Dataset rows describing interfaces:

-.-.-

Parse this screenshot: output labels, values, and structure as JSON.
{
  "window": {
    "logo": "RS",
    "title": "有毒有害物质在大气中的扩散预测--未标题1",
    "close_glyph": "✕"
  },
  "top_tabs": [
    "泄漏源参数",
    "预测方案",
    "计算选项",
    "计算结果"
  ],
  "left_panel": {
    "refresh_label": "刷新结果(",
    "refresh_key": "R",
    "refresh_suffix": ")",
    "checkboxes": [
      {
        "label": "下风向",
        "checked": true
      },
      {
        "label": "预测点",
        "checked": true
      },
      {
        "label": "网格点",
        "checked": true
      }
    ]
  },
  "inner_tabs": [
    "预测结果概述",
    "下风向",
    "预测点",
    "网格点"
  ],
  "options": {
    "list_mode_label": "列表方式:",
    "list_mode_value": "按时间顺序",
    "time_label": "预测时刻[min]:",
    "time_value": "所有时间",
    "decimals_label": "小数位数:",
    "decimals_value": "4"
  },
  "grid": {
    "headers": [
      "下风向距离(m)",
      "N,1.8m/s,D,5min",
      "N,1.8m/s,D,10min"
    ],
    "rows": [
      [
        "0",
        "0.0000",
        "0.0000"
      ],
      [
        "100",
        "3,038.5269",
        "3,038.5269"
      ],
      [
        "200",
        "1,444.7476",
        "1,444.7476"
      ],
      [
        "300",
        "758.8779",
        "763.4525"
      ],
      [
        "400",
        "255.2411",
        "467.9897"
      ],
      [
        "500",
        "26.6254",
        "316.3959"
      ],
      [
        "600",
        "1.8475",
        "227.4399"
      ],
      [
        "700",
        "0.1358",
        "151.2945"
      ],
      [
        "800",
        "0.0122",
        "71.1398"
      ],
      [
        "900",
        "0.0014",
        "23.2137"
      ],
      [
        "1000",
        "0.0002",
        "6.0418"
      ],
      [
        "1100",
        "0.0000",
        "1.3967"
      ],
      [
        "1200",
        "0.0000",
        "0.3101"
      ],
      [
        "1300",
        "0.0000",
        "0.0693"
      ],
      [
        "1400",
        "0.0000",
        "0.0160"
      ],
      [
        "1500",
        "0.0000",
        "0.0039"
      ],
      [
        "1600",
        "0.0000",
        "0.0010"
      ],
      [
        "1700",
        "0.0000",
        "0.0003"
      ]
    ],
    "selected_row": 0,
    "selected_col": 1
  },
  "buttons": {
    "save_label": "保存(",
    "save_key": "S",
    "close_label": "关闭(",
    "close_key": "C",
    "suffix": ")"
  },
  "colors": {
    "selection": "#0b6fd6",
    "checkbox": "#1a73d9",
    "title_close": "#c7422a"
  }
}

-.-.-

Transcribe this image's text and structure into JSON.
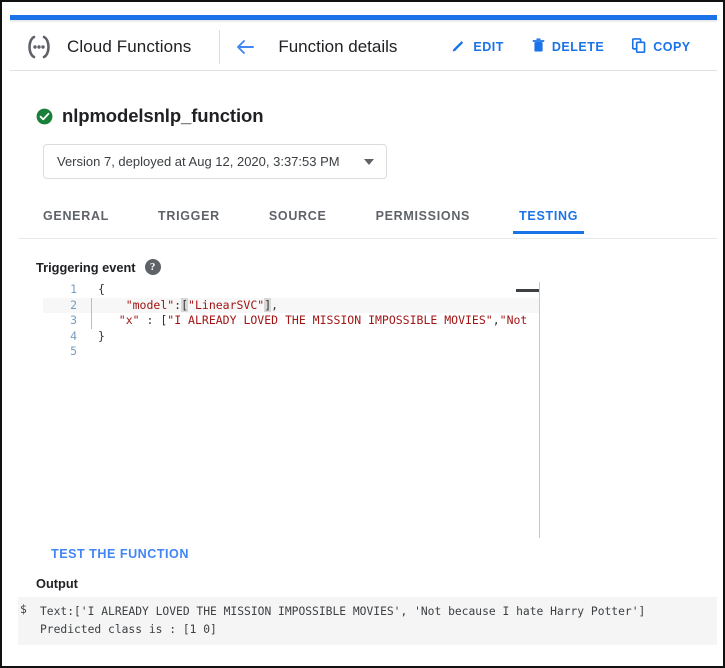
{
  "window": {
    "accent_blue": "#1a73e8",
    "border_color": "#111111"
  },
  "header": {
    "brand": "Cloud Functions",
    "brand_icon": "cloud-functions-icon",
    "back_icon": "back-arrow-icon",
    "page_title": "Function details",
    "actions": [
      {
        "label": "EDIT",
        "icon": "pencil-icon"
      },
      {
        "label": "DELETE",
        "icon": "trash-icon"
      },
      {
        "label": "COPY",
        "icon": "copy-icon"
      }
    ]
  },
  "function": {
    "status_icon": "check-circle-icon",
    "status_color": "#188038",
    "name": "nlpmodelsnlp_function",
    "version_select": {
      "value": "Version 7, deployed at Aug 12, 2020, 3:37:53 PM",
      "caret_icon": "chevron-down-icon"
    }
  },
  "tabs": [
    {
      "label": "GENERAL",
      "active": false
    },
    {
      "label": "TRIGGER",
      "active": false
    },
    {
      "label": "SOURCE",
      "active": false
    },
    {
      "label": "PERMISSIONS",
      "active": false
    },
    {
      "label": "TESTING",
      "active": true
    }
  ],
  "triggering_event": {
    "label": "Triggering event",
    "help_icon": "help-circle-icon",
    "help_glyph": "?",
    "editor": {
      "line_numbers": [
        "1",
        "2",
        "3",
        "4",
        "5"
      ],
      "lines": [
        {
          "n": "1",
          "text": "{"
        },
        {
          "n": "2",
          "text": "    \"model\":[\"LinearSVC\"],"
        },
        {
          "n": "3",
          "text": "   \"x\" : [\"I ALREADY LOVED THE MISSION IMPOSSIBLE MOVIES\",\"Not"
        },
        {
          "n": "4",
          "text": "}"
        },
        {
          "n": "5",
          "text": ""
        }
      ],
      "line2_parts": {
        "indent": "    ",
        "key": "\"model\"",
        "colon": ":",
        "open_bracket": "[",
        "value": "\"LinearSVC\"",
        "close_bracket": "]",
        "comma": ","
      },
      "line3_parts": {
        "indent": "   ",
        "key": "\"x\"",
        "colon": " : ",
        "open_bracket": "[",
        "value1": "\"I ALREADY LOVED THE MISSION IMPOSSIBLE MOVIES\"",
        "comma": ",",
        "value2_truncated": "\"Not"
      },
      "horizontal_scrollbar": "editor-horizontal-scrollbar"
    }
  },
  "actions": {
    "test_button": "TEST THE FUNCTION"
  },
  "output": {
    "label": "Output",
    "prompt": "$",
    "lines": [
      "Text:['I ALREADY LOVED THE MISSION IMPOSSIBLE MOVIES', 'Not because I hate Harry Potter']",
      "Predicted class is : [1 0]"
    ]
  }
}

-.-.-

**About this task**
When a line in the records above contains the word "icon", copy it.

**Response**
    "brand_icon": "cloud-functions-icon",
    "back_icon": "back-arrow-icon",
        "icon": "pencil-icon"
        "icon": "trash-icon"
        "icon": "copy-icon"
    "status_icon": "check-circle-icon",
      "caret_icon": "chevron-down-icon"
    "help_icon": "help-circle-icon",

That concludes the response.